## Task statement
In the entries below, count every line with the string "room". State the count and nothing else.

App and web page records
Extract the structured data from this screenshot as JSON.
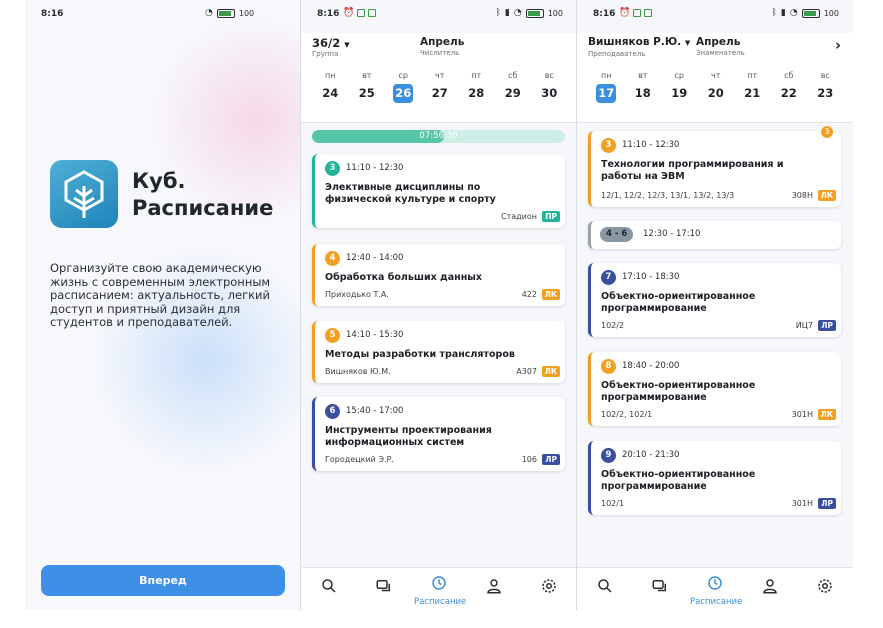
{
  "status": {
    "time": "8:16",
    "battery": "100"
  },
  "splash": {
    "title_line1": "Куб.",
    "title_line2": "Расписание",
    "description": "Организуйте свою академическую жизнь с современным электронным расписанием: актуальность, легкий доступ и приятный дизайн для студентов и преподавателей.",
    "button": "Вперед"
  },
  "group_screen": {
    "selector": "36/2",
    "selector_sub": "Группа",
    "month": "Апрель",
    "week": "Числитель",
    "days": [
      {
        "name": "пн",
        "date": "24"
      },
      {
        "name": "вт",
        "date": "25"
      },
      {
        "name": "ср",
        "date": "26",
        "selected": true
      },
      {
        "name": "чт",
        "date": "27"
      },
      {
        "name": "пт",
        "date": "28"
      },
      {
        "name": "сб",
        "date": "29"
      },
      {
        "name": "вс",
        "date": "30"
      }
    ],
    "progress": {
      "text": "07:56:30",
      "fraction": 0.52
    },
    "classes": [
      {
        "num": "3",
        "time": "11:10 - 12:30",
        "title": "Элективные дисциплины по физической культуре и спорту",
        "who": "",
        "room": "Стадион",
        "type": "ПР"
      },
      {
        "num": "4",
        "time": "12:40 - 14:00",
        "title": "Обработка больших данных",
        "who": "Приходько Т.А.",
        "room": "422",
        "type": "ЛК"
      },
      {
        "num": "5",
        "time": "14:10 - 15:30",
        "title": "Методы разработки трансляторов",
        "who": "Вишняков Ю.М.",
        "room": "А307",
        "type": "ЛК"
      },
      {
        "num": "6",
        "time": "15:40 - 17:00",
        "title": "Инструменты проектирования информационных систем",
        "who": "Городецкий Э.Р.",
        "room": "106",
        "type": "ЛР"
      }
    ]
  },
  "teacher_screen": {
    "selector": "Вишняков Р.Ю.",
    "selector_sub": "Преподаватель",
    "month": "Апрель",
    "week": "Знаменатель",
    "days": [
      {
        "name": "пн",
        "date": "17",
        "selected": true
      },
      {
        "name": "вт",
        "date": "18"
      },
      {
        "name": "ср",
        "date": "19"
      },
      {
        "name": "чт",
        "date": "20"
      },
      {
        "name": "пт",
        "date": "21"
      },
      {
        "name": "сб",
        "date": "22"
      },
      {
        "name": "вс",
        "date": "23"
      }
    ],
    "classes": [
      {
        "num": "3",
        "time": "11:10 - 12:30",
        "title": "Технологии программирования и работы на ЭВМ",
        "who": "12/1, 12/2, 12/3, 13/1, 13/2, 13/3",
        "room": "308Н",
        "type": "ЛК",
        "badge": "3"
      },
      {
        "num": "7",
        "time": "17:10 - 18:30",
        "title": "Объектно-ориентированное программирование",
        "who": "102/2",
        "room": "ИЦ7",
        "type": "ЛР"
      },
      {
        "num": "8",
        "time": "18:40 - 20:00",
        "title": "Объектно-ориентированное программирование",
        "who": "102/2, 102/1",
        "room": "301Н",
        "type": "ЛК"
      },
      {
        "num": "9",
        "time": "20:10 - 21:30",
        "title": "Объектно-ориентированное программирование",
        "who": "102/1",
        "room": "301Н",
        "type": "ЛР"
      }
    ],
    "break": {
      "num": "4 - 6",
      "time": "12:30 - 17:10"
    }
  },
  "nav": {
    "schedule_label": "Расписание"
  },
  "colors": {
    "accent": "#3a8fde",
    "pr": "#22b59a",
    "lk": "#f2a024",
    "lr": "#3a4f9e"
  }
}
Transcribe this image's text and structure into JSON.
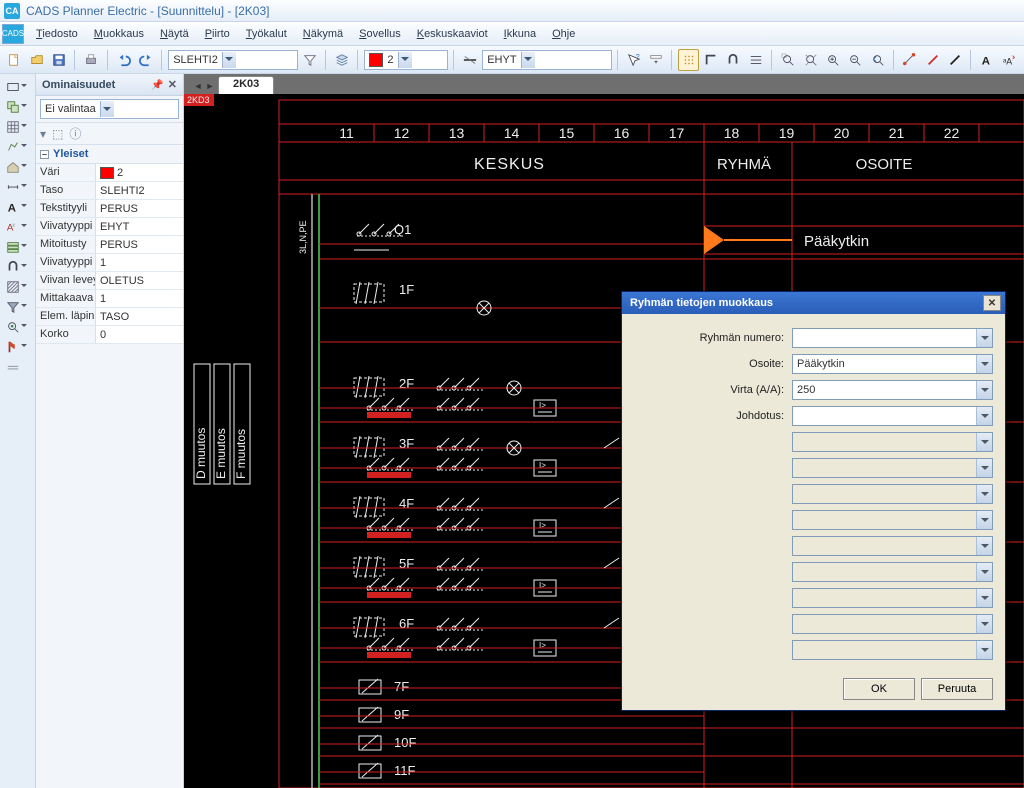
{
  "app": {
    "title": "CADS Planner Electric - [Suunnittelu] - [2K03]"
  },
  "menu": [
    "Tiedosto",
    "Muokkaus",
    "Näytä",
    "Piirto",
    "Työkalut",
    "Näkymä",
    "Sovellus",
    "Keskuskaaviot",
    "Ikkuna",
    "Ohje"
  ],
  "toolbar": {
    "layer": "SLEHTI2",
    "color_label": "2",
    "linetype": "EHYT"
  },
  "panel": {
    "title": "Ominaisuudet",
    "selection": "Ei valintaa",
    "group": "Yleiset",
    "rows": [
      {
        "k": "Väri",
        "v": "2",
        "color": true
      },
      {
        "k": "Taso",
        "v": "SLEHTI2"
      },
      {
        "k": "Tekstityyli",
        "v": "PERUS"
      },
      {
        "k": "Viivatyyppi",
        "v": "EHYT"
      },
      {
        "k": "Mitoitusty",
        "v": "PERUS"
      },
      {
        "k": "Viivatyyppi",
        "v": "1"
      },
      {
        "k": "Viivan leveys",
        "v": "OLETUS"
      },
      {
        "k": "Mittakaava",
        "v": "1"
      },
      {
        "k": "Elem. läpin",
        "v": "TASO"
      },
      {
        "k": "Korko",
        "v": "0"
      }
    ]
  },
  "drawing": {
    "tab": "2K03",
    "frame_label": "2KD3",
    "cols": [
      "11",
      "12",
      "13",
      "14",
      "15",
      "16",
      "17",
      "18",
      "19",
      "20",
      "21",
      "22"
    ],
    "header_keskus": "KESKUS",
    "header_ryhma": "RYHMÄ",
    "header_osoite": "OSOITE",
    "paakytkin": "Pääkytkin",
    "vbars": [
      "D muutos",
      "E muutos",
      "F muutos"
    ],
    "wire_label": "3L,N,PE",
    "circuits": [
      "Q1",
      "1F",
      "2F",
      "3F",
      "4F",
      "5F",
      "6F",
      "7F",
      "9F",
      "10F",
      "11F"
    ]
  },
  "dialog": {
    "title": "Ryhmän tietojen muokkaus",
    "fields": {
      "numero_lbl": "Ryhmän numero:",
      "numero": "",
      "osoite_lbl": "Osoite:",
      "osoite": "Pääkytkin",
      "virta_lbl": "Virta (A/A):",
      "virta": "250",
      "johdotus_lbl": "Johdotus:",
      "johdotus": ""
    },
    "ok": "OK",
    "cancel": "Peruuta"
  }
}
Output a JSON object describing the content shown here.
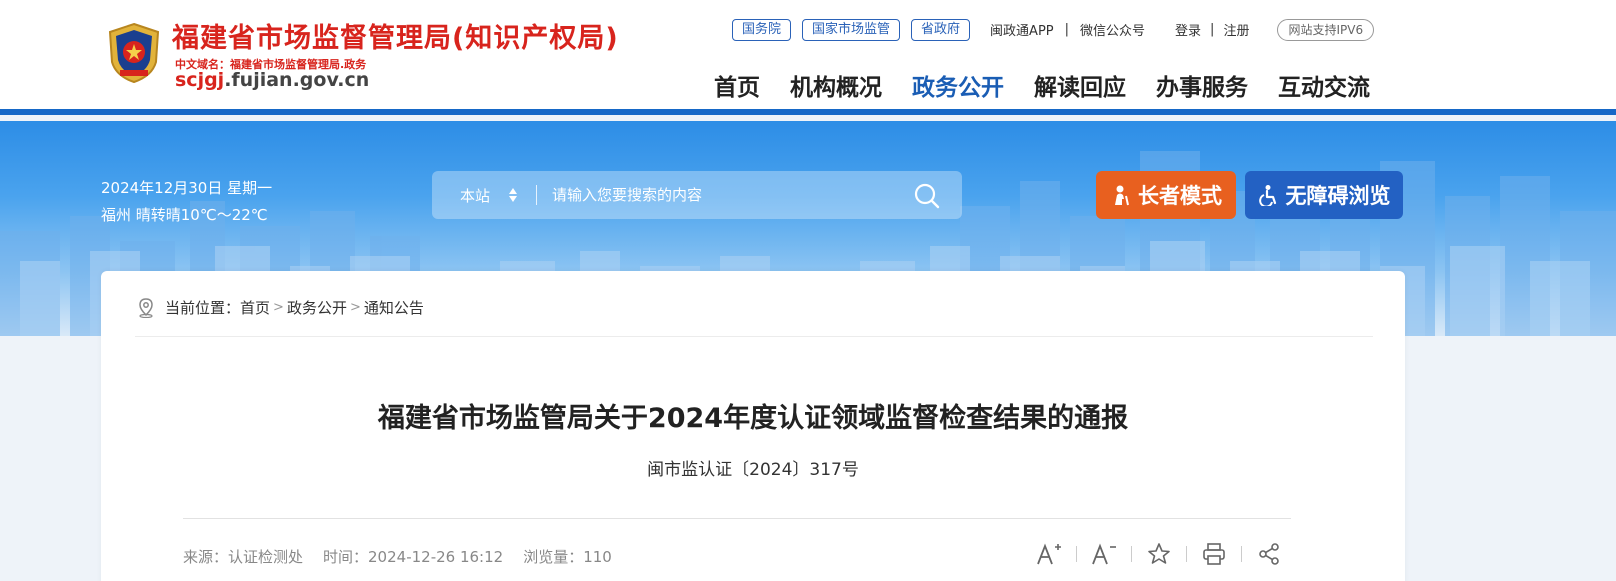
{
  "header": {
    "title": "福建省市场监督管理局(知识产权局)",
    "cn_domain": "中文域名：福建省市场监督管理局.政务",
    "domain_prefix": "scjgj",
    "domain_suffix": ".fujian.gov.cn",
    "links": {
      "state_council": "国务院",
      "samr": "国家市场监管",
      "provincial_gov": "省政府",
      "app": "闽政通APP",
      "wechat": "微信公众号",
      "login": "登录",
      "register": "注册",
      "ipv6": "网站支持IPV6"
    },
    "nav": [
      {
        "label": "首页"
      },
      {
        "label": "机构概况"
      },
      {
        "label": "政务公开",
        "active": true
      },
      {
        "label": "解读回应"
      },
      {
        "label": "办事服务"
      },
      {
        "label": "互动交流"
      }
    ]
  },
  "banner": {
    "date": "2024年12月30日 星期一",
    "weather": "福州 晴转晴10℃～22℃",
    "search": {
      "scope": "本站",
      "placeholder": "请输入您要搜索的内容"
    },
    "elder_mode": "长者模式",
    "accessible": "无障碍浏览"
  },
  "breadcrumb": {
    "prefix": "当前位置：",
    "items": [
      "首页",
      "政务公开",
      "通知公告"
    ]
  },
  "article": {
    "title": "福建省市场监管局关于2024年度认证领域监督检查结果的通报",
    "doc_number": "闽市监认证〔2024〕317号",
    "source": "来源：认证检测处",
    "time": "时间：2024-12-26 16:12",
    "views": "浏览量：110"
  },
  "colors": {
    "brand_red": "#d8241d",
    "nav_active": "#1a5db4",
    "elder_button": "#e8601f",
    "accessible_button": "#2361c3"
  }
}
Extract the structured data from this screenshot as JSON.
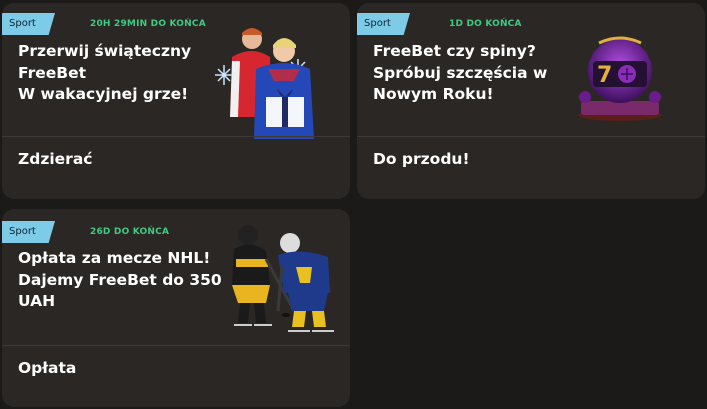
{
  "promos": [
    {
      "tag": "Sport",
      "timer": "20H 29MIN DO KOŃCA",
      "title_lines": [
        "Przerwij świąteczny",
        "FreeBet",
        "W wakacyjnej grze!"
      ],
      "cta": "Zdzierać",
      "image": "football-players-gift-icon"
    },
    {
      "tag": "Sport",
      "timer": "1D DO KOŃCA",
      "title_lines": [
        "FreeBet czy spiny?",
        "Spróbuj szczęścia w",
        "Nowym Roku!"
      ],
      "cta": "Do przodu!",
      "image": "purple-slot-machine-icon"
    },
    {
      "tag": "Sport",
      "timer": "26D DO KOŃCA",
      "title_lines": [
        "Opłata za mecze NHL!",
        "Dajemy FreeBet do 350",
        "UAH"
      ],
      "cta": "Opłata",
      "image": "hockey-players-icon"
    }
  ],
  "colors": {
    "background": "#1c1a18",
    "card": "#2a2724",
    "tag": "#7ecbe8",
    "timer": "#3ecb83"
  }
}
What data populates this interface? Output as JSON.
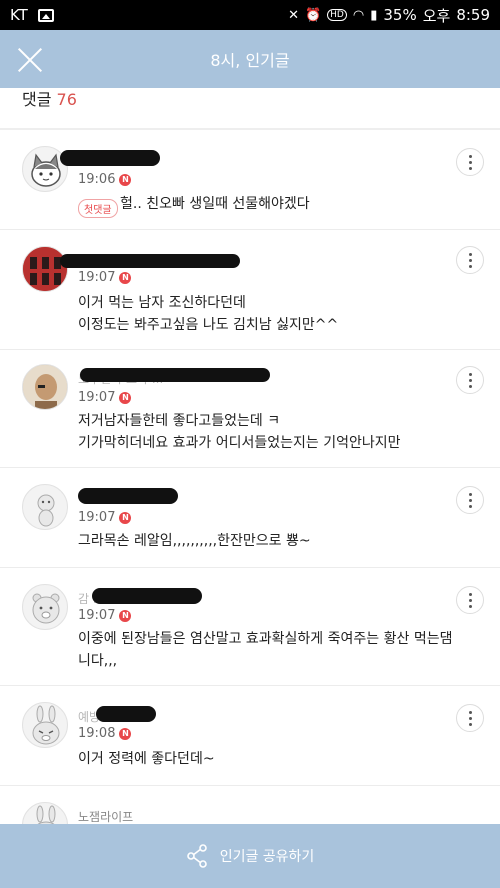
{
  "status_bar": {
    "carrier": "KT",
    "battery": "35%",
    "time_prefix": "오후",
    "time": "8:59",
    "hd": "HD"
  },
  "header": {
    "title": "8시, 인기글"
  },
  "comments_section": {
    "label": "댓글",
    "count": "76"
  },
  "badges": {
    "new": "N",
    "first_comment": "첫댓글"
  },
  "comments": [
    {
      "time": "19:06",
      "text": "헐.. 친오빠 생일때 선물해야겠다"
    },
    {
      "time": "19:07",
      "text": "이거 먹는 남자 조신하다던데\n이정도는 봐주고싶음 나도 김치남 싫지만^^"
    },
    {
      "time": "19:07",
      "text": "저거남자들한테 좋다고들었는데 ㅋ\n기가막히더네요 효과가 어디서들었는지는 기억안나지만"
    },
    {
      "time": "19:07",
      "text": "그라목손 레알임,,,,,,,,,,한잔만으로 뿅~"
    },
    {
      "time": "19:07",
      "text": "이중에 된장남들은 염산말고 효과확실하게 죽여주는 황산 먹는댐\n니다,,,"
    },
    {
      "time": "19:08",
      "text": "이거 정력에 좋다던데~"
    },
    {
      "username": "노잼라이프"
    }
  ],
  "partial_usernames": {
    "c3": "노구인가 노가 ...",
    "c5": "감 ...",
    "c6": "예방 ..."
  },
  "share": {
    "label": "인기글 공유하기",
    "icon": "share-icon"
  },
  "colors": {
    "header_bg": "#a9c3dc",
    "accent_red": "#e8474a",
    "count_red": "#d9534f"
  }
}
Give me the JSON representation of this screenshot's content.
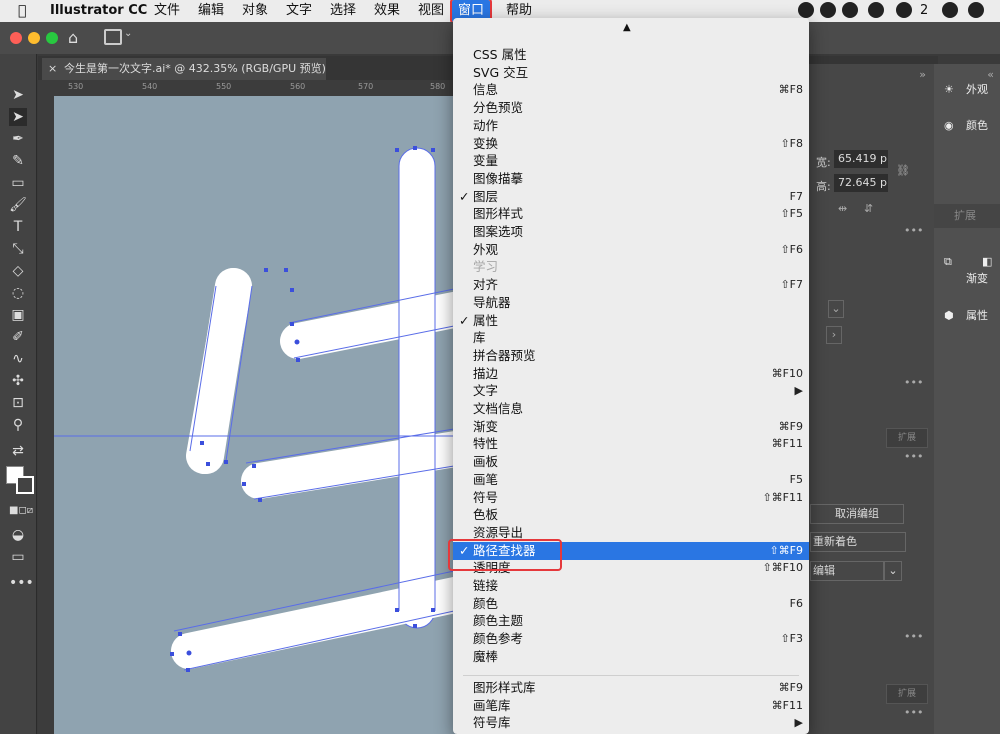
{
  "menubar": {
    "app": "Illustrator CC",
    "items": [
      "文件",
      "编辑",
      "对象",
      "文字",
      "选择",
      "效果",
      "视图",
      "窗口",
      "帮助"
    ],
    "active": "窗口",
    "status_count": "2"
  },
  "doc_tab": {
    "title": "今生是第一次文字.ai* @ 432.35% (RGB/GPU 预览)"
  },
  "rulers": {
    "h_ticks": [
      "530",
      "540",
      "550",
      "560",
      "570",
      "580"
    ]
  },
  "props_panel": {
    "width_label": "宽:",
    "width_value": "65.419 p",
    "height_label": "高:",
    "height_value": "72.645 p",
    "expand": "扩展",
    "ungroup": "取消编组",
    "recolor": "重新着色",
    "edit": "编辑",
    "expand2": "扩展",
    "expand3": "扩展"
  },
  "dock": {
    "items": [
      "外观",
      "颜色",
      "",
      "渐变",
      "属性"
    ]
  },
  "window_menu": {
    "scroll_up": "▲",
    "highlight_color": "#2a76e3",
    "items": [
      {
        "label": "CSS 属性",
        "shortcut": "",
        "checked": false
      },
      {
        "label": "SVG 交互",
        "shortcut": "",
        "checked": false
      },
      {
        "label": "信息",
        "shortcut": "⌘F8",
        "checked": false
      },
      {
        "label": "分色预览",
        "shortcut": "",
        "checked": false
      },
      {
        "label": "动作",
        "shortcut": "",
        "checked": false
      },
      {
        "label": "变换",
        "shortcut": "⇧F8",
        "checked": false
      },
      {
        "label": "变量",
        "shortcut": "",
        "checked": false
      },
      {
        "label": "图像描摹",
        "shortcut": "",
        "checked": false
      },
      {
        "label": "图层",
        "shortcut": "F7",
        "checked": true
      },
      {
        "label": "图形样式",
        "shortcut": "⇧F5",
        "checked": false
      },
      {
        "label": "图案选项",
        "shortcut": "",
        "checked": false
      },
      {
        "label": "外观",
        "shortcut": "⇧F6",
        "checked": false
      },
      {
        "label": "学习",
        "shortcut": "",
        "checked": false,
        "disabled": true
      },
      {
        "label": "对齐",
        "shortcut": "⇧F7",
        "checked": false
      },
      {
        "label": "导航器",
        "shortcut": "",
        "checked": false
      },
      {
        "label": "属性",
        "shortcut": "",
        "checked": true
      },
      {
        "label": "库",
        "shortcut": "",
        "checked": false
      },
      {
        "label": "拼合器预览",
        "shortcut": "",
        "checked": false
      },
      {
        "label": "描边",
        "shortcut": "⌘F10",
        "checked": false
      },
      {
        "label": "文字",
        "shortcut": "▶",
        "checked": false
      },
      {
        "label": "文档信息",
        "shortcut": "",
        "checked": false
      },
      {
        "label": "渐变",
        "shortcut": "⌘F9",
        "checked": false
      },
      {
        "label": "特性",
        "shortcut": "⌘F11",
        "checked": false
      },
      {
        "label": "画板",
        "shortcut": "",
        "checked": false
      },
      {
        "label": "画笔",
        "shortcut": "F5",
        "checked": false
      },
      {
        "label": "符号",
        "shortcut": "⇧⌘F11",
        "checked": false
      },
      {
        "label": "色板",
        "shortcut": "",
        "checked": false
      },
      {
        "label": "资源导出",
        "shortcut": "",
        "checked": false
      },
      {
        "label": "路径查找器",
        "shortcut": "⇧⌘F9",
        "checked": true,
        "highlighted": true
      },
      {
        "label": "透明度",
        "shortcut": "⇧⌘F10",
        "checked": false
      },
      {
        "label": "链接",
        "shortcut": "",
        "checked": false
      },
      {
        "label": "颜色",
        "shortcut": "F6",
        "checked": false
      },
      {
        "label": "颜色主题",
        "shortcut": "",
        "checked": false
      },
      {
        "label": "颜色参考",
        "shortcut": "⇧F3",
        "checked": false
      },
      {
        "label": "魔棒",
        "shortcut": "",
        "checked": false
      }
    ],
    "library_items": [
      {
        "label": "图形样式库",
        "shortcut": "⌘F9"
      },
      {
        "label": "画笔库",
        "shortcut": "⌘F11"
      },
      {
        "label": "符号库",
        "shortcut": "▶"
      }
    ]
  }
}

## Reply to the exercise
8